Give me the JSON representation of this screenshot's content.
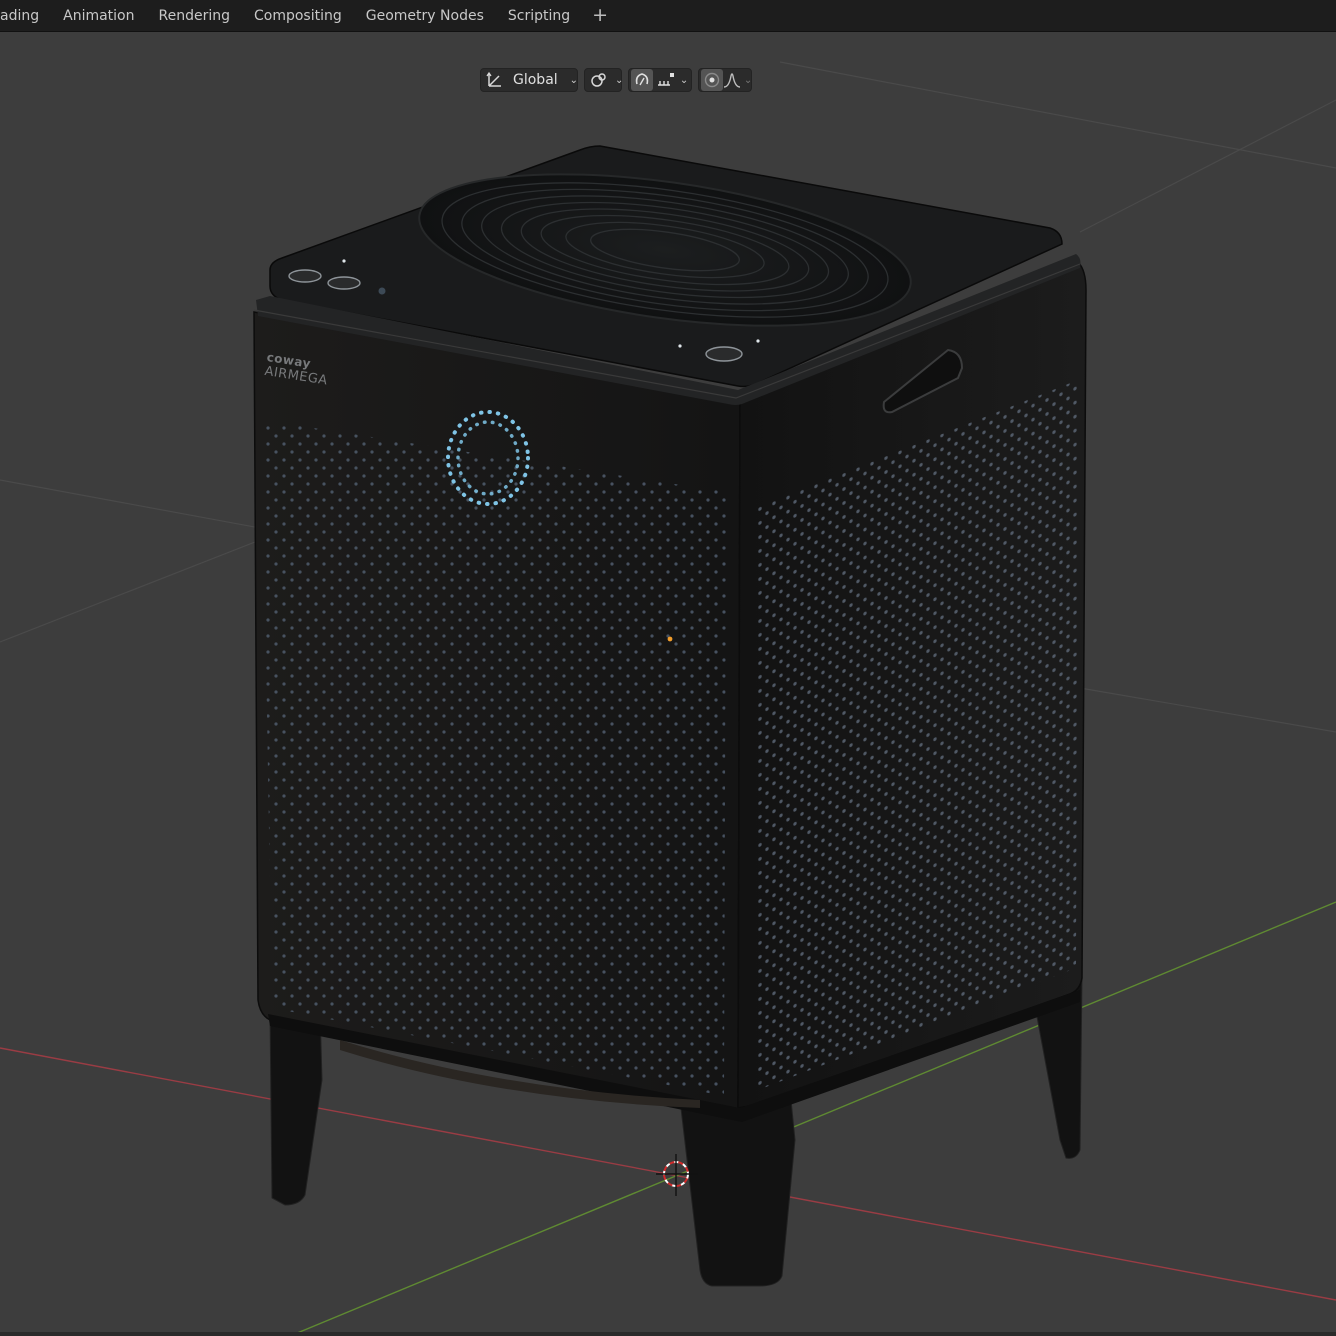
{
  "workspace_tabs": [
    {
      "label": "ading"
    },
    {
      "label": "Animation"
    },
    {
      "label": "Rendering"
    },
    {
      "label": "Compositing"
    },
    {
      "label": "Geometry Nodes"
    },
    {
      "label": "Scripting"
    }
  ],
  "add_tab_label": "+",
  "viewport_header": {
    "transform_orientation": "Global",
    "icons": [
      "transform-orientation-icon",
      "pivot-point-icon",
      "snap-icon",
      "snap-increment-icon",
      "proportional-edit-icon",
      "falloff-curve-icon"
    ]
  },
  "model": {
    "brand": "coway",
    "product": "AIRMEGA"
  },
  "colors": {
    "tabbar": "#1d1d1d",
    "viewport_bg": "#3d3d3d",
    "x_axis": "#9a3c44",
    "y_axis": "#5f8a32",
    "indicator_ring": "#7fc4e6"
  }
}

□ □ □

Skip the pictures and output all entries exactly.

Give me the JSON representation of this screenshot's content.
{
  "workspace_tabs": [
    {
      "label": "ading"
    },
    {
      "label": "Animation"
    },
    {
      "label": "Rendering"
    },
    {
      "label": "Compositing"
    },
    {
      "label": "Geometry Nodes"
    },
    {
      "label": "Scripting"
    }
  ],
  "add_tab_label": "+",
  "viewport_header": {
    "transform_orientation": "Global",
    "icons": [
      "transform-orientation-icon",
      "pivot-point-icon",
      "snap-icon",
      "snap-increment-icon",
      "proportional-edit-icon",
      "falloff-curve-icon"
    ]
  },
  "model": {
    "brand": "coway",
    "product": "AIRMEGA"
  },
  "colors": {
    "tabbar": "#1d1d1d",
    "viewport_bg": "#3d3d3d",
    "x_axis": "#9a3c44",
    "y_axis": "#5f8a32",
    "indicator_ring": "#7fc4e6"
  }
}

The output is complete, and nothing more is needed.